The thing is, this simple drawing is amazingly accurate. My new glasses are square-ish, and at least I thought, fashionably bold. Rafa has chosen to give them special emphasis in his rendering of me.

My mouth is in fact a bit wide, and my eyebrows are quite dark. I always felt a special affinity with Brooke Shields, and Rafa seems to have looked into my mind and understood that about me.

And most days I do push my bangs off my forehead and over to the side, usually by about 10 minutes after I have done my hair in the morning. So, you see, he is easily able to portray personal habits as well.

It's a bit different from looking like Daphne, but I guess the lesson here is about beauty being on the inside.
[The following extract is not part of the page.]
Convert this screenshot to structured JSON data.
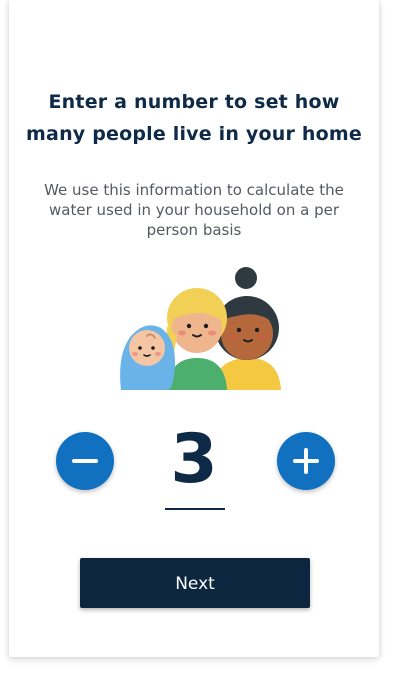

Although he thinks I look like this, he loves me even so.

Monday, June 22, 2009

My Dream Team

This is my dream team. I live with them. They are something to behold, their grace, their style, their strength, their smarts.

They work so well as a team, as if they could read each other's minds.

Here they are with their game faces on, trying to look like a tough bunch.

But I have them wrapped around my little finger.

Thursday, June 18, 2009

Summer-time Art Projects

It's summer time. Time for playing and running and drawing and coloring and fun stuff in the kitchen. Getting up a little later and staying up a little later each day. Thinking about vacations coming soon, and swimming pools, and barbecues, and visits with cousins.

Tuesday, June 9, 2009

Dance Party

Even if you have a headache and dinner is burned...

even if people have been complaining to you all day and your socks don't match...

even if you didn't sleep well last night or you can't find your favorite train...

even if there's no milk in the house, and no gas in the car...

there is nothing that a good dance party won't cure!

Thursday, June 4, 2009

Event Planning

I've always enjoyed planning parties and events. In fact, I'm planning a major event at work right now, not because I'm an event planner, but because it was assigned to me! On top of all of my other duties! Yippee!

Here is one of my secret resources for a successful event, every time!

Monday, June 1, 2009


I remember the sound of the foghorn at night when I was a child drifting off to sleep. There were real foghorns in those days, posted at the entrance to the Bay, and they would begin to sound as soon as the fog started to roll in.

I can remember the sound of my grandfather's footsteps on the backstairs. The wooden steps with their black plastic covering would creak as he went down to his workbench to shine our shoes and have a smoke.

I can remember the steady whoosh and click of the pressure cooker in my grandmother's kitchen, and the tick and bell of the old white kitchen timer on the counter.

I can remember the sound of the seashell windchimes at the front stair.

I can remember the high pitch of the engine of my father's truck warming up on cold winter mornings.

I can remember the click of the loose ivory on the piano. The ivory pieces that had fallen off and been glued back on would click against the ivory keys next to them. The keys were made of real ivory. My grandmother was very proud of that.

What childhood memories do children have if they can't hear things like this? What will trigger nostalgia later on for them? Smells, perhaps, and patterns of light. When Rafa watches his babies grow and learn, what will he remember most?